Justify only the left margin: When the right margin looks ragged, it is much easier to read. Some professionals like to align both right and left margin because it looks clean, but it’s harder on the eyes to read.
Use of pictures, graphs, and tables: Heard the phrase that a picture is worth a thousand words? Images break up the text. But the right images that complement the written word, make your writing more powerful. The right graph and tables get your point across much quicker than the written word. And images can bring your documents to life.
Bullets and numbered lists: Bullets and numbered list force you to be concise, therefore, they enhance the readability of your document. They also add white space to your document. When creating a list, summarize the point you want to make. I add this because it’s something I need to learn to do more of. Numbered lists are great when you have to prioritize information.
Word emphasis is important: There are times when the use of bold, CAPS, and italics, will make an idea stand out in your writing. But don’t overdo it because your writing will become distracting.
Use legible fonts: Scripts fonts are hard on the eyes. Font-sizes that are too large or too small are also hard on the eyes.
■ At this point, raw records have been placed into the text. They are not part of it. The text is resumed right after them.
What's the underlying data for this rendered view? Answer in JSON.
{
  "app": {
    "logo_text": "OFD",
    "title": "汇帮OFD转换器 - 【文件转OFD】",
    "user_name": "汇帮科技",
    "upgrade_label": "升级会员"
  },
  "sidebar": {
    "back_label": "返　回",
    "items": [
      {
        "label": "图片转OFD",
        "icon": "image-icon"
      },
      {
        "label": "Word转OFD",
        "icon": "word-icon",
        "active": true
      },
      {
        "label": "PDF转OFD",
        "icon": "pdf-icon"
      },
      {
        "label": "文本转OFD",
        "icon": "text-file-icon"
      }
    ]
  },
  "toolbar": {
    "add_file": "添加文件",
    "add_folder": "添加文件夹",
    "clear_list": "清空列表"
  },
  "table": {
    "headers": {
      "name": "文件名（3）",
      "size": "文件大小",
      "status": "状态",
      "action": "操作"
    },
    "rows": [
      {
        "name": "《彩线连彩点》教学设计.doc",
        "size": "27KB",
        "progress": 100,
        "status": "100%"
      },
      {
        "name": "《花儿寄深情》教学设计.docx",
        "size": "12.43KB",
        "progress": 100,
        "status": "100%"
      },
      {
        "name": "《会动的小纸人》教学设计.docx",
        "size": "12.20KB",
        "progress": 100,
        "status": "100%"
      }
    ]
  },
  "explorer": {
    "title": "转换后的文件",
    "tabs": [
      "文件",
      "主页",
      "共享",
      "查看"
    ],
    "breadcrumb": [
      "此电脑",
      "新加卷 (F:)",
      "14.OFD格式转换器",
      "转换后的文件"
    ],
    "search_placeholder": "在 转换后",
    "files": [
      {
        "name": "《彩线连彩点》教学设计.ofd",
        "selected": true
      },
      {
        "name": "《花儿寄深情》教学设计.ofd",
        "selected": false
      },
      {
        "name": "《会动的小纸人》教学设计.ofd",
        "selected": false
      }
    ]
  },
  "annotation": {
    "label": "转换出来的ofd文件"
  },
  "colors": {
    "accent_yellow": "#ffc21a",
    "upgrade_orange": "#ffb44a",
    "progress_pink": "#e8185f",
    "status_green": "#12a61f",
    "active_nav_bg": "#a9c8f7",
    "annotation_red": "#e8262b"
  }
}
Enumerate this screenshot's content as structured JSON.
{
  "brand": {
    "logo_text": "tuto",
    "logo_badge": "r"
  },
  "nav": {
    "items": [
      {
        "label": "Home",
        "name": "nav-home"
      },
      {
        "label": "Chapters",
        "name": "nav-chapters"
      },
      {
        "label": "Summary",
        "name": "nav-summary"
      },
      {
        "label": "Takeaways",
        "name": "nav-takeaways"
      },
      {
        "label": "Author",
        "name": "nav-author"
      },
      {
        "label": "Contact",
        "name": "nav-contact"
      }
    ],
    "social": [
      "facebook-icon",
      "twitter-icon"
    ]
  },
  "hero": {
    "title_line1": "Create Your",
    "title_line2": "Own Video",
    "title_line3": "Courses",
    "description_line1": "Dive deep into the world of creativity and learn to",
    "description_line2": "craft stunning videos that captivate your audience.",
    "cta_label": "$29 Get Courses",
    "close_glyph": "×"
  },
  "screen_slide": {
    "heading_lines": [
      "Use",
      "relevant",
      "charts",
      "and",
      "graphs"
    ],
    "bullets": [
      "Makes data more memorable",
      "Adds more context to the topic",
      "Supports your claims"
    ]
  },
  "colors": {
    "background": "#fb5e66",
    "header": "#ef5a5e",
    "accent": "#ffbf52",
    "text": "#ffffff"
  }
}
A 12-point font is preferable, although I use 11-point because I love Trebuchet, but it’s a larger type of font, so it works. Do not use more than one type of font in your document. Standard practice is to use one type for headings and subheadings, and another for the body of the document.
Headings and subheadings: This is something I’ve been doing more of to make my blog posts more readable, and ideal for skim readers. I learned this in a blogging course that I took. It was very difficult at first, but I’m getting much better at it. Headings and subheadings are great for separating ideas. And they allow readers to quickly scan the content to see what it’s about. Therefore, take some time to use appropriate and punchy names for your heading and subheadings.
Edit Yourself to Create Readable Documents
- Use the active voice. When you use the active voice, your writing is more concise. I feel that it adds energy to your writing, but that’s just my take.
- Shorten your sentences. Average sentence length should be 18 words. Only one idea in each sentence.
- Use a spell and grammar checker. Do this for your first level of editing, then slowly read through your document. Remember, a spell and grammar checker is not foolproof.
- Draw in your reader with your opening statement.
- Avoid jargon and clichés whenever possible.
Final Thoughts on How to Create Readable Documents
There are several things that you can easily do to create readable documents. If you used a few of the tips above, your readers will see a difference in the documents that you create. I have included some books that will help you to create documents that people will want to read. All the books are ones that I have read.